and internationally acclaimed taxonomist, Dr. Eric
Christenson, will speak to us about Phalaenopsis
species. Following is his own introduction:
spent my first 29 years in Connecticut - 16 in Westport where
I was raised and 13 at the University in Storres. I
started growing orchids at age 14 but have had to give up
hands-on growing because of my research/lecture schedule
(usually +/- 4 months out of each year). My interest
from gardening to wildflower gardening to wild orchids to
tropical orchids. I built a home greenhouse when I was
16. My undergraduate degree was in horticulture and I thought
I'd grow up to be a commercial orchid grower. I then went on
for a Masters Degree in genetics during which time I had a
part-time job in the University's herbarium. I had already had
an intense, 2 semester course in tropical taxonomy and found
out that not only did I like it, but I was good at it. So, I
returned for a Ph.D. in orchid taxonomy working on the genus
Aerides but taking into account numerous related genera like
Vanda out of necessity.
haven't kept track of how many orchids I've described.
It sounds pompous but I've been too busy describing
them! With my co-author in Peru we have described
something like 150 new species and have an additional 50 in
the works. We described the world 's tallest orchid,
Sobralia altissima, which is typically 27 feet tall but has
longer stems to 44 feet tall. My studies on Asian vandaceous
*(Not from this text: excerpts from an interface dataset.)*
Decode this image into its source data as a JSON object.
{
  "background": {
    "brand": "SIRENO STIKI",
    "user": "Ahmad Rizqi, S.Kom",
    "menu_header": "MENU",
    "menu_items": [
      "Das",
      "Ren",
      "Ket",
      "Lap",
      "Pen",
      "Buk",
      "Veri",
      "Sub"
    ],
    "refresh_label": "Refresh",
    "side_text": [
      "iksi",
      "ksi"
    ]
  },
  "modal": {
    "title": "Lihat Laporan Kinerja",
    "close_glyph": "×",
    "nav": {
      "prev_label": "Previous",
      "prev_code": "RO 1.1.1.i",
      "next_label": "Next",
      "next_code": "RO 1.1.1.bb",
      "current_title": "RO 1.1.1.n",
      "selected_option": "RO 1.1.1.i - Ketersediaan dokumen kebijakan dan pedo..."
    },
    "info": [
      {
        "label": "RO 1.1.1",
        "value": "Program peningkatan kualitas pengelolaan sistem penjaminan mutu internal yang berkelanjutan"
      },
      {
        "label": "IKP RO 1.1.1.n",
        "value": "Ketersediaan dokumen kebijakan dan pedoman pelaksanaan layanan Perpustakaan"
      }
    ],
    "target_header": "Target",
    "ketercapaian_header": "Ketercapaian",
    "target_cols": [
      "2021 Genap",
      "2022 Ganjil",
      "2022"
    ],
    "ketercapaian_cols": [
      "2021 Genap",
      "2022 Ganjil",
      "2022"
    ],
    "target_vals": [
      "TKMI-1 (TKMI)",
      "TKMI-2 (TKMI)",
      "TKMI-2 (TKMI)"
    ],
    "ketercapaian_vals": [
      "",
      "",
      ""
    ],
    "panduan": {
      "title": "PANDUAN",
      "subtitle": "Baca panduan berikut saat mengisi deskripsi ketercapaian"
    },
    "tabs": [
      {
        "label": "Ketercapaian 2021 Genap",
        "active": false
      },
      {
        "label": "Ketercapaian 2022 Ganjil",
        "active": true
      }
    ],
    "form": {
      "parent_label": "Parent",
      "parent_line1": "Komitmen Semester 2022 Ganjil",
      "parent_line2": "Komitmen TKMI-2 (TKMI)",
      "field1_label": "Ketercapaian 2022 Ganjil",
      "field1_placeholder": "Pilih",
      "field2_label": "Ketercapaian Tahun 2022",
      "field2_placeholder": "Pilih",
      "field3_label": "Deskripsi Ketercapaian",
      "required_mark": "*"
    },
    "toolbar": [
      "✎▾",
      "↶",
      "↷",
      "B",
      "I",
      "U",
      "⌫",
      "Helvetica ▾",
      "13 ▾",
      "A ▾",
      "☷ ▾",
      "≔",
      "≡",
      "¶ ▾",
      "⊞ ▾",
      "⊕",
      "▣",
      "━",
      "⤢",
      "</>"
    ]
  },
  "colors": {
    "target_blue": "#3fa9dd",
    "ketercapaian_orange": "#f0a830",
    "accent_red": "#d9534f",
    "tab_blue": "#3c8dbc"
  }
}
orchids led to 2 new genera - Dyakia and Taprobanea - named
for the aborigines of Borneo and the Greek name for Sri Lanka,
respectively - which have stood the test of time to date, as
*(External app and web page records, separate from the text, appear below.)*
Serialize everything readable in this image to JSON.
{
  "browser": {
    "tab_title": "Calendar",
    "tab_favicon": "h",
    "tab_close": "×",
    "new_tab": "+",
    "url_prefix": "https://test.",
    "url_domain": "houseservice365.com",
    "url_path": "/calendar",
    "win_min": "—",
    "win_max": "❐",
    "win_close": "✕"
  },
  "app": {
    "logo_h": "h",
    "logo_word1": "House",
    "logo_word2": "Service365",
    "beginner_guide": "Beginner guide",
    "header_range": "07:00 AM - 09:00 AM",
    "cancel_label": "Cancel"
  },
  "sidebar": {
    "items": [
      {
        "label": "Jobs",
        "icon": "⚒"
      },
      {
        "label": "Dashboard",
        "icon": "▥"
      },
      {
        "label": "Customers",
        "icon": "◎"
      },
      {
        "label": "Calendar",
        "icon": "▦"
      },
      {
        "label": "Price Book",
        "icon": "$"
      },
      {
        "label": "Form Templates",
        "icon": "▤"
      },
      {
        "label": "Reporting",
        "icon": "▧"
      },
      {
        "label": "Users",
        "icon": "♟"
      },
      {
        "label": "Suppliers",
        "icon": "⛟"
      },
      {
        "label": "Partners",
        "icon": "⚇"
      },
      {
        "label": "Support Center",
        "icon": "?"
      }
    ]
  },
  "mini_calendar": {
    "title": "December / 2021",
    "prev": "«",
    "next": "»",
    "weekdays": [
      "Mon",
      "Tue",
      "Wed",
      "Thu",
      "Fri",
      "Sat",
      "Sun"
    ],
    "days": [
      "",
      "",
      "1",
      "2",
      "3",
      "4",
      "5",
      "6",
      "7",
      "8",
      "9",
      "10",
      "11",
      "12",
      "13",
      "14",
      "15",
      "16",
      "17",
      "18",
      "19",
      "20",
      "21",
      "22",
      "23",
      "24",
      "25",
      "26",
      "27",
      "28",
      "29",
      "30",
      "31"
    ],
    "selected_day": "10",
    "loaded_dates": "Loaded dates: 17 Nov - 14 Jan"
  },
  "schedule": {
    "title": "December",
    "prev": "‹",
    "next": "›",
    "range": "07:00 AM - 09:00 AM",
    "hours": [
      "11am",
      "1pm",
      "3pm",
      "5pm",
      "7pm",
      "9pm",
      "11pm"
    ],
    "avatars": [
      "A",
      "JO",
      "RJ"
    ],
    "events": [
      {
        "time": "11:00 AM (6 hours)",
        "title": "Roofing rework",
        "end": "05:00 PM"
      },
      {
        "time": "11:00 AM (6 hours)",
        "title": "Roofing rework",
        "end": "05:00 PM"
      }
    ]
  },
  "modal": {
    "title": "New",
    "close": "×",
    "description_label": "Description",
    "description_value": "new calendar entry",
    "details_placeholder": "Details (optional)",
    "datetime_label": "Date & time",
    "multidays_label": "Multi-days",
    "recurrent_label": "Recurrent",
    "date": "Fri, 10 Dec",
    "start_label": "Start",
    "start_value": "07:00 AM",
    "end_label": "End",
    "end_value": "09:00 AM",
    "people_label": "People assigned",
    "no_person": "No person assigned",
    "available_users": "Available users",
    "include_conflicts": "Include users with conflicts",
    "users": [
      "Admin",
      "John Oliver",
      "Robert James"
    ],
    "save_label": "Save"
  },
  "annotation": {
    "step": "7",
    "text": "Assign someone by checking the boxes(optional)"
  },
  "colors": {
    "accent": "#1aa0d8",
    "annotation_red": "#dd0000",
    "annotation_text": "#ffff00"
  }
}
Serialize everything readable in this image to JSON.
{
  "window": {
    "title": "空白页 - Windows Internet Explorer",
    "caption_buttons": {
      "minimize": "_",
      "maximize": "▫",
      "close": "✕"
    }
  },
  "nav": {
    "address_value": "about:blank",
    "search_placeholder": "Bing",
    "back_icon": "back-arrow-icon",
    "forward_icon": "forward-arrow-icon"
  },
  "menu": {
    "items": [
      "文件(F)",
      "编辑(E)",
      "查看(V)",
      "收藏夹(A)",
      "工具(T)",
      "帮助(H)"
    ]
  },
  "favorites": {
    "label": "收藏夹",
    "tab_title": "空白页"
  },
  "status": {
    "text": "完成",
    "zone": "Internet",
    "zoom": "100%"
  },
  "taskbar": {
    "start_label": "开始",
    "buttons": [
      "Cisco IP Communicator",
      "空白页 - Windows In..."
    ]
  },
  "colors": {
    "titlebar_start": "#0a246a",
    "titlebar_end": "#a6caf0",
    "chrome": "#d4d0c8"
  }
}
has a saprophytic genus from New Zealand I co-authored (Danhatchia).
A Czech botanist honored me by naming a genus endemic to
southern Vietnam Christensonia, and the genus has appeared on
a Vietnamese postage stamp.
Kind of cool!
a special excitement, but not for finding new species
particularly. Finding and resolving old problematic species
actually has a greater intellectual payoff. This also ties in
with more than 25 years poking around the world's great
museums working with collections by everyone from Cook (his
3rd Voyage of Discovery) to as early as Magellan!
The past few years, working mostly in Cusco, has had a
greater thrill of exciting (and being excited by) young
Peruvian students. I am forever amazed at what we take for
granted and what the orchid community in the US chooses to
quibble about. Helping a 20 year old student navigate their
first published article - highlighting part of their national
heritage - beats finding a new species in the field any day of
be told, these days field work's greatest joy is getting away
from the insanity of the US and the tedium of day to day life.
While on the road, wondering how indescribable the next
lodging and (or) "toilet" will be in the boonies of
Peru, I look out the window of the van and say "cool,
that is what chinchillas look like in the wild" or
"I wonder if that troop of monkeys will be there on the
way back so I can get a better picture."
It beats worrying about talking heads on television,
unanswered e-mails, and the other surreal mileposts of life in
these here United States.
Listening to a toucan trill puts worrying about the
increase in the cable bill into perspective."
with the speaker will be at Thai Osha, 1968 Contra Costa Blvd.
in Pleasant Hill
(tel. 925.825.21448) at 5:30pm.
If you would like to attend please call Eileen Jackson
at 707-642-5915 or email Jackson.email@example.com
plant table will be provided by Dennis Olivas